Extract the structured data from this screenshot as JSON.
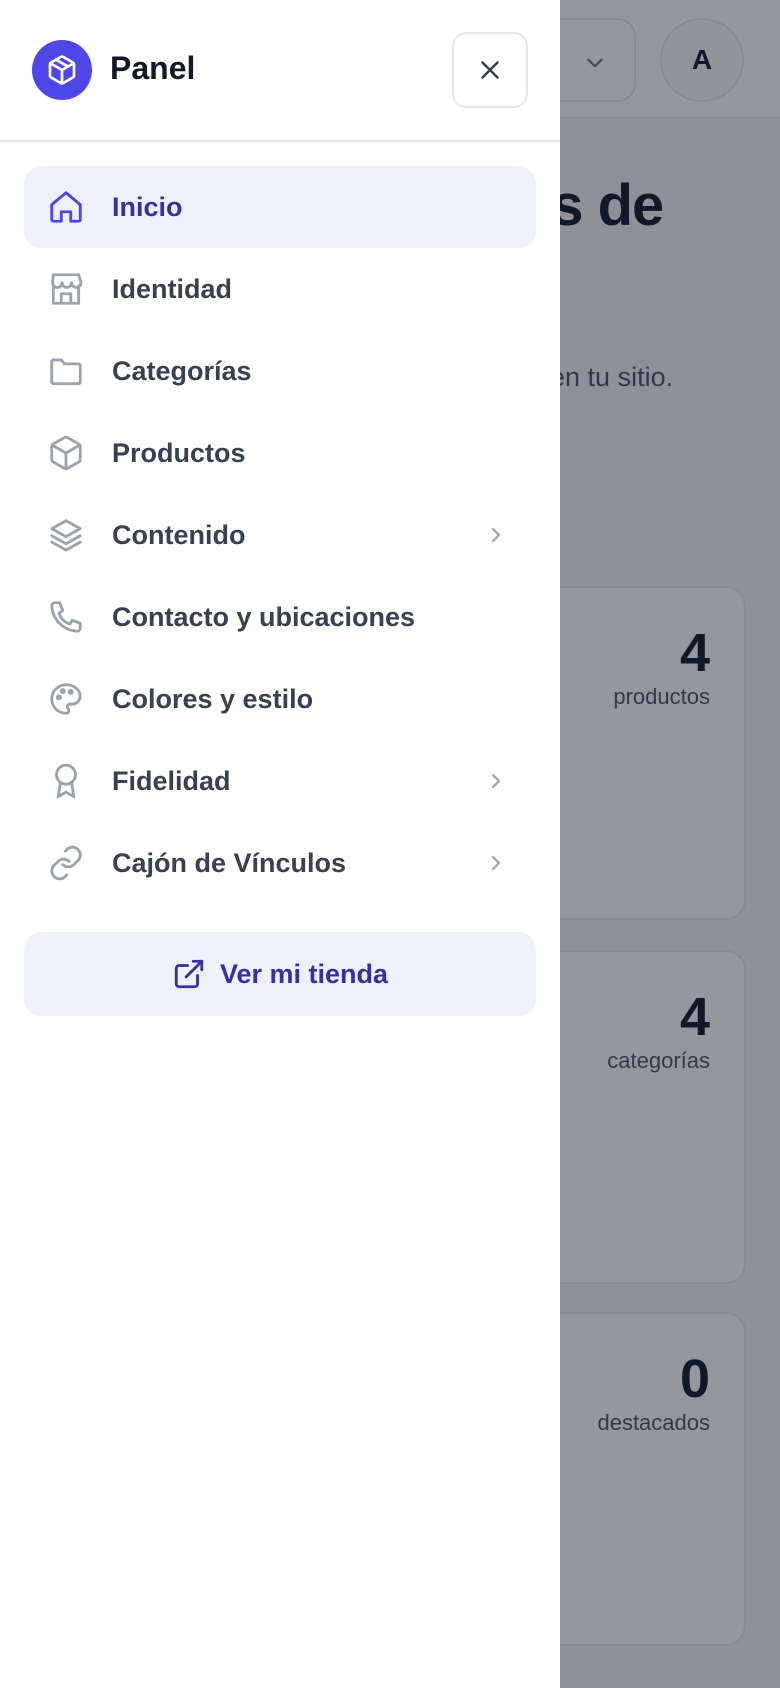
{
  "background": {
    "avatar_initial": "A",
    "page_title_fragment": "és de",
    "subtitle_fragment": "te en tu sitio.",
    "stats": [
      {
        "value": "4",
        "label": "productos"
      },
      {
        "value": "4",
        "label": "categorías"
      },
      {
        "value": "0",
        "label": "destacados"
      }
    ]
  },
  "drawer": {
    "title": "Panel",
    "logo_icon": "box-icon",
    "close_icon": "close-icon",
    "nav": [
      {
        "label": "Inicio",
        "icon": "home-icon",
        "active": true,
        "has_submenu": false
      },
      {
        "label": "Identidad",
        "icon": "store-icon",
        "active": false,
        "has_submenu": false
      },
      {
        "label": "Categorías",
        "icon": "folder-icon",
        "active": false,
        "has_submenu": false
      },
      {
        "label": "Productos",
        "icon": "box-icon",
        "active": false,
        "has_submenu": false
      },
      {
        "label": "Contenido",
        "icon": "layers-icon",
        "active": false,
        "has_submenu": true
      },
      {
        "label": "Contacto y ubicaciones",
        "icon": "phone-icon",
        "active": false,
        "has_submenu": false
      },
      {
        "label": "Colores y estilo",
        "icon": "palette-icon",
        "active": false,
        "has_submenu": false
      },
      {
        "label": "Fidelidad",
        "icon": "award-icon",
        "active": false,
        "has_submenu": true
      },
      {
        "label": "Cajón de Vínculos",
        "icon": "link-icon",
        "active": false,
        "has_submenu": true
      }
    ],
    "store_button": {
      "label": "Ver mi tienda",
      "icon": "external-link-icon"
    }
  },
  "colors": {
    "accent": "#4f46e5",
    "accent_text": "#3730a3",
    "active_bg": "#eef0fb",
    "icon_gray": "#9ca3af",
    "overlay": "rgba(17,24,39,0.45)"
  }
}
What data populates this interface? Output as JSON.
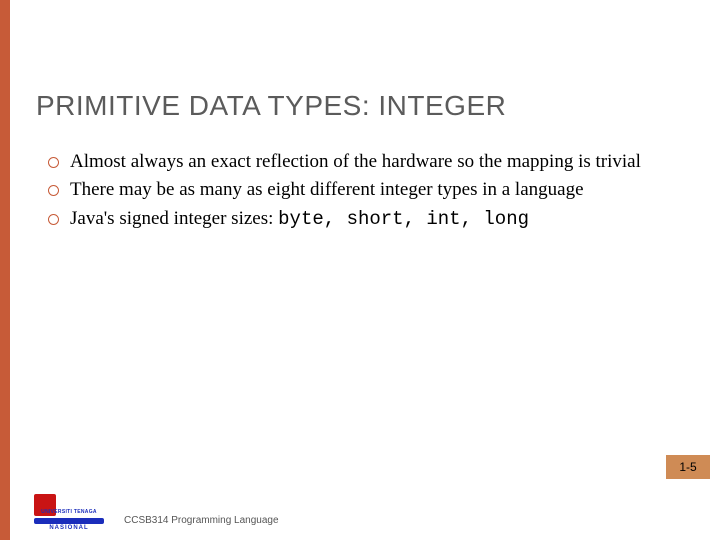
{
  "title": "PRIMITIVE DATA TYPES: INTEGER",
  "bullets": [
    {
      "text": "Almost always an exact reflection of the hardware so the mapping is trivial"
    },
    {
      "text": "There may be as many as eight different integer types in a language"
    },
    {
      "prefix": "Java's signed integer sizes: ",
      "code": "byte, short, int, long"
    }
  ],
  "page_number": "1-5",
  "footer": "CCSB314 Programming Language",
  "logo": {
    "line1": "UNIVERSITI TENAGA",
    "line2": "NASIONAL"
  }
}
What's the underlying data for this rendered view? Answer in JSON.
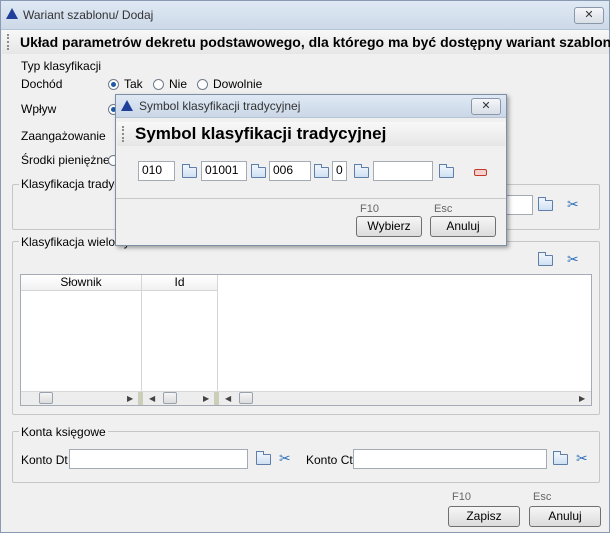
{
  "window": {
    "title": "Wariant szablonu/ Dodaj",
    "close": "✕",
    "header": "Układ parametrów dekretu podstawowego, dla którego ma być dostępny wariant szablonu"
  },
  "typ": {
    "group_label": "Typ klasyfikacji",
    "dochod_label": "Dochód",
    "opt_tak": "Tak",
    "opt_nie": "Nie",
    "opt_dowolnie": "Dowolnie",
    "wplyw_label": "Wpływ",
    "zaangazowanie_label": "Zaangażowanie",
    "srodki_label": "Środki pieniężne"
  },
  "klasyfikacja_tradycyjna": {
    "label": "Klasyfikacja tradycyjna"
  },
  "klasyfikacja_wielowymiarowa": {
    "label": "Klasyfikacja wielowymiarowa",
    "columns": [
      "Słownik",
      "Id"
    ]
  },
  "konta": {
    "group_label": "Konta księgowe",
    "dt_label": "Konto Dt",
    "ct_label": "Konto Ct"
  },
  "footer": {
    "save_hint": "F10",
    "save_label": "Zapisz",
    "cancel_hint": "Esc",
    "cancel_label": "Anuluj"
  },
  "dialog": {
    "title": "Symbol klasyfikacji tradycyjnej",
    "close": "✕",
    "header": "Symbol klasyfikacji tradycyjnej",
    "fields": [
      "010",
      "01001",
      "006",
      "0",
      ""
    ],
    "choose_hint": "F10",
    "choose_label": "Wybierz",
    "cancel_hint": "Esc",
    "cancel_label": "Anuluj"
  }
}
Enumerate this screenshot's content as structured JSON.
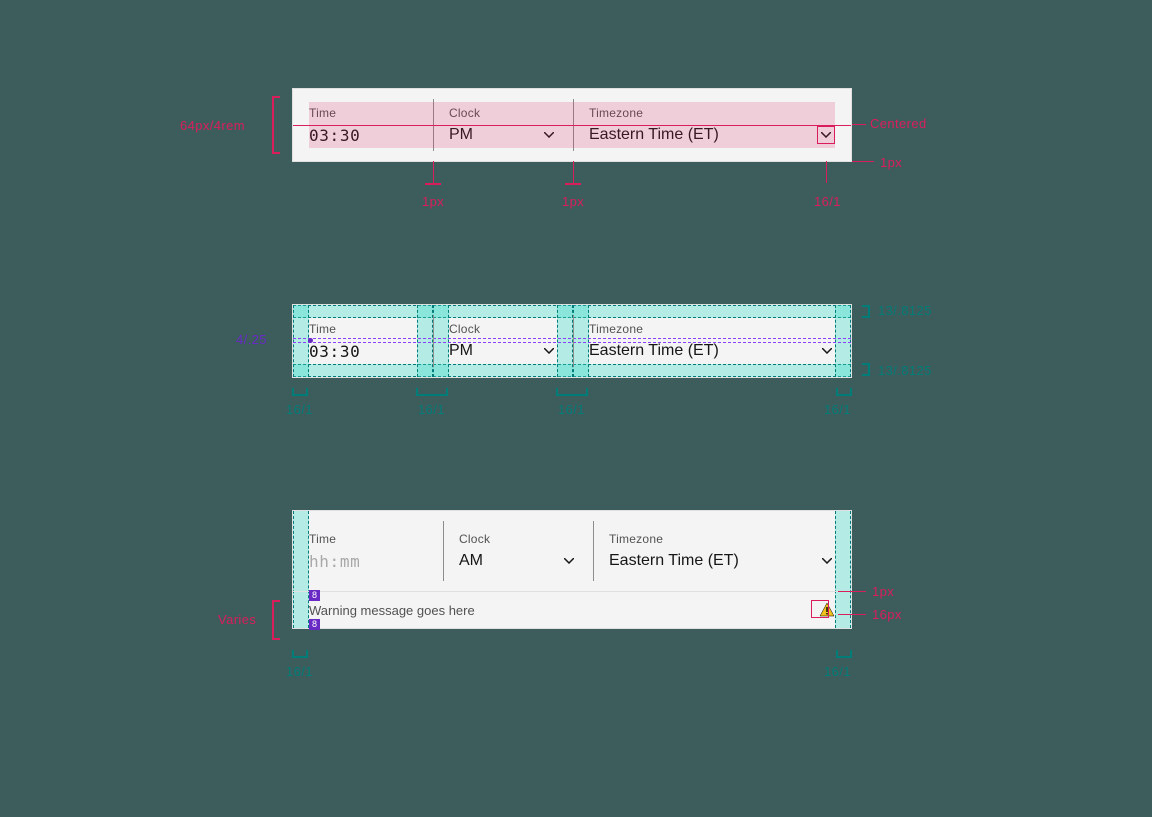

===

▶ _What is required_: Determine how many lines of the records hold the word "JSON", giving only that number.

▶ _Written answer_: 4